"We’ll have to see what happens; if the mandate is struck down, I think we're in a really good place because we've taken some really good steps," O’Malley spokeswoman Raquel Guillory said Monday.
The Supreme Court is expected to issue its ruling Thursday on President Obama’s landmark — and controversial — 2010 Patient Protection and Affordable Care Act.
Maryland already has received more than $34.4 million in federal grants to help establish its health benefit exchange, which is part of about $13.7 billion in federal funds that have gone to state and local governments, according to analysis by the Kaiser Family Foundation.
The exchanges are to create a virtual marketplace, including private insurers, where individuals and small businesses could compare and buy insurance plans.
The federal law calls for states to establish the health benefit exchanges by 2014 or participate in a federal exchange.
Even if the Supreme Court strikes down part of the law, legal experts have said it is not clear whether the federal government would try to take back money.
The Affordable Care Act already is benefiting some Marylanders, including seniors who are getting prescription drugs because of federal aid tied to the law, young adults who can continue to be insured under their parents’ health plans, and high-risk patients who otherwise would not be able to get insurance, Maryland’s Health Secretary Joshua Sharfstein has noted.
Legislation signed into Maryland law this year requires the Maryland Health Care Reform Coordinating Council to select the state’s benchmark for plans in the exchange, which must comply with state and federal laws by Sept. 30.
The new Maryland law also establishes requirements for health insurance carriers that want to participate in the exchange, and requires the establishment of “navigator” programs for small group and individual markets. The navigator programs are aimed at reaching people without health insurance and making it easy for them to determine whether they qualify for plans, and to move from one plan to another as needed.
Maryland is among 14 states and the District of Columbia that have established or are in the process of establishing exchanges.
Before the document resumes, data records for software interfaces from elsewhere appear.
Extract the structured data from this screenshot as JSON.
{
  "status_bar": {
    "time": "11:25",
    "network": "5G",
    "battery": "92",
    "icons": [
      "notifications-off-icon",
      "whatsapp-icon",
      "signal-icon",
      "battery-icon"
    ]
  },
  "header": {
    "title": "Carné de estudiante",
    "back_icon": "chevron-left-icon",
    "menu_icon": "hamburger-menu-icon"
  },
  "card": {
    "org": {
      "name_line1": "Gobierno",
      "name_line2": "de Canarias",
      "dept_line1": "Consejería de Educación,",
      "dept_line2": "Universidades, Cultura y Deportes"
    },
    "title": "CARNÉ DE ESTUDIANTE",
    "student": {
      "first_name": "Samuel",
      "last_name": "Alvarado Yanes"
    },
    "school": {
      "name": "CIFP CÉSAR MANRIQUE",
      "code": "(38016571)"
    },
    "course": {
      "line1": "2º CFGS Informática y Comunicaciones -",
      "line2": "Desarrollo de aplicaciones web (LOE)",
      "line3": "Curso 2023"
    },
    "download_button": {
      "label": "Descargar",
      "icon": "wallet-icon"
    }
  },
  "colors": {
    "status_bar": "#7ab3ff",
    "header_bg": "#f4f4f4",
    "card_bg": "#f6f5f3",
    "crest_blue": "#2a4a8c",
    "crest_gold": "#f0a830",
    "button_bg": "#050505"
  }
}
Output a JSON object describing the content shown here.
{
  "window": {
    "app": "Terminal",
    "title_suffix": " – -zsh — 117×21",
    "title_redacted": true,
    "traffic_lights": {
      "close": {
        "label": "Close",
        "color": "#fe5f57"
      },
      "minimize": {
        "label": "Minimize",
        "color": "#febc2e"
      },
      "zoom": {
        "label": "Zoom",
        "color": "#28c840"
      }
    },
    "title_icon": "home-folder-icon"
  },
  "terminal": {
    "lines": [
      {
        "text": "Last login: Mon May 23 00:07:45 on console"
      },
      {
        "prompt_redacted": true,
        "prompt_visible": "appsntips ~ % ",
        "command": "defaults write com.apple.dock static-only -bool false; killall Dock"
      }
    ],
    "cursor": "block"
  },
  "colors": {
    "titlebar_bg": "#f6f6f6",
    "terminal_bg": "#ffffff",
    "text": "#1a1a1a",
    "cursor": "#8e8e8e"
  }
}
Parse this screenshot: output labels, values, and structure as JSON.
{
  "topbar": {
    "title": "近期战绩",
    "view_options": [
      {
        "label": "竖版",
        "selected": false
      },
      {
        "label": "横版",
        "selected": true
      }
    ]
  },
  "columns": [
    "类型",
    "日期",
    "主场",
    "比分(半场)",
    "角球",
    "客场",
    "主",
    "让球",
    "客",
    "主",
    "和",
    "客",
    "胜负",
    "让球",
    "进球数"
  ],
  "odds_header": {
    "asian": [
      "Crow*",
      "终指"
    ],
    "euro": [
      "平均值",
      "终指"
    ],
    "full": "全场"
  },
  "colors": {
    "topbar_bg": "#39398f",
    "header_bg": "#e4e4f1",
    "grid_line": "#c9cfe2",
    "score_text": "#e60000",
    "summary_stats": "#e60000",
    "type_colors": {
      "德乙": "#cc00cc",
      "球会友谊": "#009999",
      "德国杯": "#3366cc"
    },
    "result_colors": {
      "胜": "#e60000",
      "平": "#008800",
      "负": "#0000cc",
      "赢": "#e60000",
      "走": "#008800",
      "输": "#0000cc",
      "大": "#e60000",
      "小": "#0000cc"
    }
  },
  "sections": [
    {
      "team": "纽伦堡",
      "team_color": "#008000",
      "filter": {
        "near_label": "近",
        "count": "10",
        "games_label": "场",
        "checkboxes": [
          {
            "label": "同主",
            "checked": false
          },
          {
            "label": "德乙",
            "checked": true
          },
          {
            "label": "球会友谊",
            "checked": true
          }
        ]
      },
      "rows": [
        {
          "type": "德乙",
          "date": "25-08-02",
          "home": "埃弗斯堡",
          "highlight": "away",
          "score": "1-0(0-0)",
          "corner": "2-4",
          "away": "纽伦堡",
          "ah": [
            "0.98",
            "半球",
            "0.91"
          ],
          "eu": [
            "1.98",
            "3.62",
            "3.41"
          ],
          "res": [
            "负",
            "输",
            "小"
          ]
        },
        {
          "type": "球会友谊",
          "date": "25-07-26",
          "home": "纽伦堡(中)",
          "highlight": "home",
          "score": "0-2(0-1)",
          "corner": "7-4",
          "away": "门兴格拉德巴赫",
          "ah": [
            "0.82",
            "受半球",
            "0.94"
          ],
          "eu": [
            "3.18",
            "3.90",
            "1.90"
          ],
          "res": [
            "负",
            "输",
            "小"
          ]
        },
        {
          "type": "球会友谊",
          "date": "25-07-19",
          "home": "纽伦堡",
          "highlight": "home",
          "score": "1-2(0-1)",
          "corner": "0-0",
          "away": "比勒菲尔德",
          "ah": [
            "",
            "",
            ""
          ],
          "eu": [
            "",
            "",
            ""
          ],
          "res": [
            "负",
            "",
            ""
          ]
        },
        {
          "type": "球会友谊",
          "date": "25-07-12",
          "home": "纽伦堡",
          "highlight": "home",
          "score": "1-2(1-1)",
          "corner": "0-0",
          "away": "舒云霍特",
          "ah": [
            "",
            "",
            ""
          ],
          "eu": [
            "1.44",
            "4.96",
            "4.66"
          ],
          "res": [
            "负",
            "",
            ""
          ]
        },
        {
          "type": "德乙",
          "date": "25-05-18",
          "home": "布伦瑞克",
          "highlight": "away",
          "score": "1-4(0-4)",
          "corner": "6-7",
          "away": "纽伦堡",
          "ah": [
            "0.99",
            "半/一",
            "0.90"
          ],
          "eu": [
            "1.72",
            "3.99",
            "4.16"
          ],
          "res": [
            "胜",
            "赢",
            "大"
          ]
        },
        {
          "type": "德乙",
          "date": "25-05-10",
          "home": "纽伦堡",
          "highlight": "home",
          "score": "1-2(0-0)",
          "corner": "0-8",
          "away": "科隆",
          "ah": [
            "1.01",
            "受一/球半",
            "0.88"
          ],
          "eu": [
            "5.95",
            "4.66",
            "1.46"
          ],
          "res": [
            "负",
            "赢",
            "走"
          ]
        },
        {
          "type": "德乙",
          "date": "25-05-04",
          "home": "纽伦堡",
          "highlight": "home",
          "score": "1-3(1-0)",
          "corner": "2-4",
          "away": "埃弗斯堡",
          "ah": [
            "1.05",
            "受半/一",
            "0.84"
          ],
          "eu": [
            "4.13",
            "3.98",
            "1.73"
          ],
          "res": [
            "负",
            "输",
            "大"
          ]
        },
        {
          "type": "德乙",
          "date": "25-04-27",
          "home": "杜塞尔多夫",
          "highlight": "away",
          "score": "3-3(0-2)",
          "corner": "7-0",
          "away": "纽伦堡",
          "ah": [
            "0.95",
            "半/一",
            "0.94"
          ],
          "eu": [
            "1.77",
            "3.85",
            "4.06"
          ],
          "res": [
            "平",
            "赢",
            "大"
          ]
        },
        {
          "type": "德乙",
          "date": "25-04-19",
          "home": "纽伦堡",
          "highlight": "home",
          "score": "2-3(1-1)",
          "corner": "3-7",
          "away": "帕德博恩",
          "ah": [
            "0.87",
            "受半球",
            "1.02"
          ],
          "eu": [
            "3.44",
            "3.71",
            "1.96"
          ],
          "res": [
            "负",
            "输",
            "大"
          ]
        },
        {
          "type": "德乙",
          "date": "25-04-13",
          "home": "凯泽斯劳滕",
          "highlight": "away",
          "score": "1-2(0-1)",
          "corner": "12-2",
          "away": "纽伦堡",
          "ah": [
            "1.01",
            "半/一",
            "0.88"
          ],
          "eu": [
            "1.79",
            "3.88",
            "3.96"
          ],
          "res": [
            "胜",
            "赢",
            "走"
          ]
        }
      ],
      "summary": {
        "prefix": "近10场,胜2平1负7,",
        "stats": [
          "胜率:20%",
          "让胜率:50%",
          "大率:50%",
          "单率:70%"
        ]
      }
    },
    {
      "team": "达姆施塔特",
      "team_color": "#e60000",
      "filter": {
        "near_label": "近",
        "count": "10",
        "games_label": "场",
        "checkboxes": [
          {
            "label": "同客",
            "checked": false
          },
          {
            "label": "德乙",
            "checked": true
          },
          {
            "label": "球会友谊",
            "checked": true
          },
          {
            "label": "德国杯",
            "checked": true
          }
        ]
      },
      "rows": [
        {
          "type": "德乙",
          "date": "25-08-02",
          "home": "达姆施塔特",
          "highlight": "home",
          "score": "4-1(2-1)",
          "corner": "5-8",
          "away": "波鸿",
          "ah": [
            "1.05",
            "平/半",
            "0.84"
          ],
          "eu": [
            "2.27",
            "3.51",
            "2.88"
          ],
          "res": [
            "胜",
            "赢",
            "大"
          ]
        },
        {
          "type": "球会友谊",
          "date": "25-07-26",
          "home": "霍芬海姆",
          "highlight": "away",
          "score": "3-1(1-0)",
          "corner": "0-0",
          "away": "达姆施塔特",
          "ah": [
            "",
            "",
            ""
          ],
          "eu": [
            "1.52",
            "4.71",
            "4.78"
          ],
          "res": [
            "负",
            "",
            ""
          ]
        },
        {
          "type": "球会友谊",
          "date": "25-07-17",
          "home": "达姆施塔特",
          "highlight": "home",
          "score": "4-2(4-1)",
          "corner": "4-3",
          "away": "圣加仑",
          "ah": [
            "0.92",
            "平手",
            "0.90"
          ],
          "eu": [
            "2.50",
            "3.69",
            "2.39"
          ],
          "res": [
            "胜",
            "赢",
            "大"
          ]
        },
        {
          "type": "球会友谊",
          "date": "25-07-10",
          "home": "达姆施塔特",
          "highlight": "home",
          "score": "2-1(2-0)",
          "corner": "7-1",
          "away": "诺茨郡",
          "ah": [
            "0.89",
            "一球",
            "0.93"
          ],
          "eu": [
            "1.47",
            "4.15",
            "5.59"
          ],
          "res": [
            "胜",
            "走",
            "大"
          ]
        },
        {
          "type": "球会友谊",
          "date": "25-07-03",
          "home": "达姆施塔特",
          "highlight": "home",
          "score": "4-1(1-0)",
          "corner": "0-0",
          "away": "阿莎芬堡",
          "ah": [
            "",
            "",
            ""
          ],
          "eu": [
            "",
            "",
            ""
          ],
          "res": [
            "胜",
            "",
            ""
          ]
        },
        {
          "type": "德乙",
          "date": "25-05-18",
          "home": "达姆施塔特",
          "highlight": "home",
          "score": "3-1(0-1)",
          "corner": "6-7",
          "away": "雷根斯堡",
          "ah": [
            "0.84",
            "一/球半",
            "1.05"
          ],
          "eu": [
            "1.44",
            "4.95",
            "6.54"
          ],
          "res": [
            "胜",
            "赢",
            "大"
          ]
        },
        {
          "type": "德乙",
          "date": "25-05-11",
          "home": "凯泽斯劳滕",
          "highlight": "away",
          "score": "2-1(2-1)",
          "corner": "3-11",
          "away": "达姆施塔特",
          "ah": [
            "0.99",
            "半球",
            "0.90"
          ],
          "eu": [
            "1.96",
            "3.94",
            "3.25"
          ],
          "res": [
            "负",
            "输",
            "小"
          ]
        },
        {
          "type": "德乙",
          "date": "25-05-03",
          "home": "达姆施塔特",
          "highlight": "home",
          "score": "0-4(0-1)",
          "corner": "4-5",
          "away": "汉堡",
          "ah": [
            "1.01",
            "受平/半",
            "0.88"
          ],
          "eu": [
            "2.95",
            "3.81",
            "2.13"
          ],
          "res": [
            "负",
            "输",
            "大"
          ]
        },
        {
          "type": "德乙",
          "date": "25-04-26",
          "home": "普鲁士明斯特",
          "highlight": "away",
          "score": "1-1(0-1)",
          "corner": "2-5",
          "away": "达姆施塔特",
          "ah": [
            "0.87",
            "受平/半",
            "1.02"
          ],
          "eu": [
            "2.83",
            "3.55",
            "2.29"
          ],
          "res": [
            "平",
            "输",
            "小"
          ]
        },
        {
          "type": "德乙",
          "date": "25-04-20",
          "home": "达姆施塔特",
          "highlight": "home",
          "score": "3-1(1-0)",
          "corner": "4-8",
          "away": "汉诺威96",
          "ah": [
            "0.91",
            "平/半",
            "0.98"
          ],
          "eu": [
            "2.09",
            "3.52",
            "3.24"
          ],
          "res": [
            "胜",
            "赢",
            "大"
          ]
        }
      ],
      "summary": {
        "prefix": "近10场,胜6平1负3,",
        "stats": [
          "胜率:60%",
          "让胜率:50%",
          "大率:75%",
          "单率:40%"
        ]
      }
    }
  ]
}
Eighteen states are studying options; 14 states have taken no significant action; three states have decided not to set up exchanges; and Arkansas is planning a partnership exchange.